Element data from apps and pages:
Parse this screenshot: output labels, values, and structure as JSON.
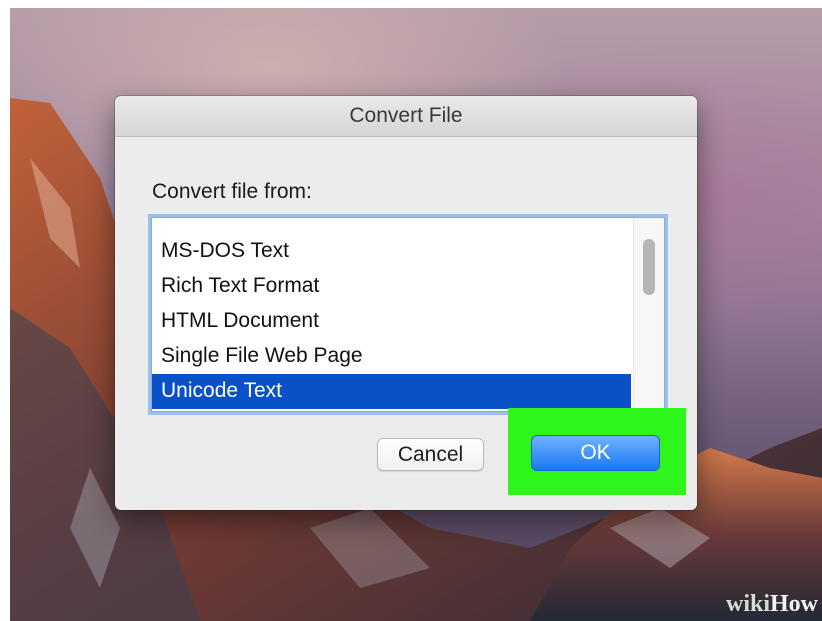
{
  "dialog": {
    "title": "Convert File",
    "prompt": "Convert file from:",
    "formats": [
      {
        "label": "MS-DOS Text",
        "selected": false
      },
      {
        "label": "Rich Text Format",
        "selected": false
      },
      {
        "label": "HTML Document",
        "selected": false
      },
      {
        "label": "Single File Web Page",
        "selected": false
      },
      {
        "label": "Unicode Text",
        "selected": true
      }
    ],
    "cancel_label": "Cancel",
    "ok_label": "OK"
  },
  "watermark": {
    "part1": "wiki",
    "part2": "How"
  },
  "colors": {
    "selection": "#0a50c6",
    "ok_button": "#1b78f2",
    "highlight_box": "#2ef51a",
    "focus_ring": "#9cc0ee"
  }
}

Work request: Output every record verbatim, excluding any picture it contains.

Answer box:
Parse this screenshot: output labels, values, and structure as JSON.
{
  "dialog": {
    "title": "Convert File",
    "prompt": "Convert file from:",
    "formats": [
      {
        "label": "MS-DOS Text",
        "selected": false
      },
      {
        "label": "Rich Text Format",
        "selected": false
      },
      {
        "label": "HTML Document",
        "selected": false
      },
      {
        "label": "Single File Web Page",
        "selected": false
      },
      {
        "label": "Unicode Text",
        "selected": true
      }
    ],
    "cancel_label": "Cancel",
    "ok_label": "OK"
  },
  "watermark": {
    "part1": "wiki",
    "part2": "How"
  },
  "colors": {
    "selection": "#0a50c6",
    "ok_button": "#1b78f2",
    "highlight_box": "#2ef51a",
    "focus_ring": "#9cc0ee"
  }
}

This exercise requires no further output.